*Work required*. The entries should be restated word for word.

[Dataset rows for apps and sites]
----------
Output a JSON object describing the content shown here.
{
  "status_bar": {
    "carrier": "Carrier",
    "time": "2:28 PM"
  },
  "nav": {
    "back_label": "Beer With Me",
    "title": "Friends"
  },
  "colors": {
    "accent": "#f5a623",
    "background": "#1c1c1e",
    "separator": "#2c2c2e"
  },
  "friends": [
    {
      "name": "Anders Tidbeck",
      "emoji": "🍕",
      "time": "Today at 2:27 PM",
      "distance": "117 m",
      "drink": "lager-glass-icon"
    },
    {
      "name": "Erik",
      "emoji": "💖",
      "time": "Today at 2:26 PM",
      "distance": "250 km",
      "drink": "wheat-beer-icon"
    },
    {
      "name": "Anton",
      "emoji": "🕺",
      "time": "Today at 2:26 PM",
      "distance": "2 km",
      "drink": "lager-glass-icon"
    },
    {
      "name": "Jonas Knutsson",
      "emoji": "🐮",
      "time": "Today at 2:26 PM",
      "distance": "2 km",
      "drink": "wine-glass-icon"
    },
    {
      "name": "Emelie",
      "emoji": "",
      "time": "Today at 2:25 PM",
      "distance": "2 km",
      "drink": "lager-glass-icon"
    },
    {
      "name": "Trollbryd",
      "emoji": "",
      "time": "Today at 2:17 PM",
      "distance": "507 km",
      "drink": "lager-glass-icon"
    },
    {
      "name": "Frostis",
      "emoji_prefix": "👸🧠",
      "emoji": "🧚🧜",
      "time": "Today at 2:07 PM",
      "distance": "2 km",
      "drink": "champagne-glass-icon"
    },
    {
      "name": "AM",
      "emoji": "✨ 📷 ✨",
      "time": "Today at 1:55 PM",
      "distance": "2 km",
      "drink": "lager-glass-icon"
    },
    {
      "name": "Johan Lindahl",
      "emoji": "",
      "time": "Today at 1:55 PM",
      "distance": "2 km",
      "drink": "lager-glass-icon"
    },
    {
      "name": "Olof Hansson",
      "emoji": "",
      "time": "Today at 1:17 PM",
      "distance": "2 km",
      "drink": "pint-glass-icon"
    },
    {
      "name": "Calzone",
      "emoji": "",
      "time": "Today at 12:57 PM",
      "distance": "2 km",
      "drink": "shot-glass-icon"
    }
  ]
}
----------
*Task output*.
Output a JSON object describing the content shown here.
{
  "status_bar": {
    "carrier": "Carrier",
    "time": "2:28 PM"
  },
  "nav": {
    "back_label": "Beer With Me",
    "title": "Friends"
  },
  "colors": {
    "accent": "#f5a623",
    "background": "#1c1c1e",
    "separator": "#2c2c2e"
  },
  "friends": [
    {
      "name": "Anders Tidbeck",
      "emoji": "🍕",
      "time": "Today at 2:27 PM",
      "distance": "117 m",
      "drink": "lager-glass-icon"
    },
    {
      "name": "Erik",
      "emoji": "💖",
      "time": "Today at 2:26 PM",
      "distance": "250 km",
      "drink": "wheat-beer-icon"
    },
    {
      "name": "Anton",
      "emoji": "🕺",
      "time": "Today at 2:26 PM",
      "distance": "2 km",
      "drink": "lager-glass-icon"
    },
    {
      "name": "Jonas Knutsson",
      "emoji": "🐮",
      "time": "Today at 2:26 PM",
      "distance": "2 km",
      "drink": "wine-glass-icon"
    },
    {
      "name": "Emelie",
      "emoji": "",
      "time": "Today at 2:25 PM",
      "distance": "2 km",
      "drink": "lager-glass-icon"
    },
    {
      "name": "Trollbryd",
      "emoji": "",
      "time": "Today at 2:17 PM",
      "distance": "507 km",
      "drink": "lager-glass-icon"
    },
    {
      "name": "Frostis",
      "emoji_prefix": "👸🧠",
      "emoji": "🧚🧜",
      "time": "Today at 2:07 PM",
      "distance": "2 km",
      "drink": "champagne-glass-icon"
    },
    {
      "name": "AM",
      "emoji": "✨ 📷 ✨",
      "time": "Today at 1:55 PM",
      "distance": "2 km",
      "drink": "lager-glass-icon"
    },
    {
      "name": "Johan Lindahl",
      "emoji": "",
      "time": "Today at 1:55 PM",
      "distance": "2 km",
      "drink": "lager-glass-icon"
    },
    {
      "name": "Olof Hansson",
      "emoji": "",
      "time": "Today at 1:17 PM",
      "distance": "2 km",
      "drink": "pint-glass-icon"
    },
    {
      "name": "Calzone",
      "emoji": "",
      "time": "Today at 12:57 PM",
      "distance": "2 km",
      "drink": "shot-glass-icon"
    }
  ]
}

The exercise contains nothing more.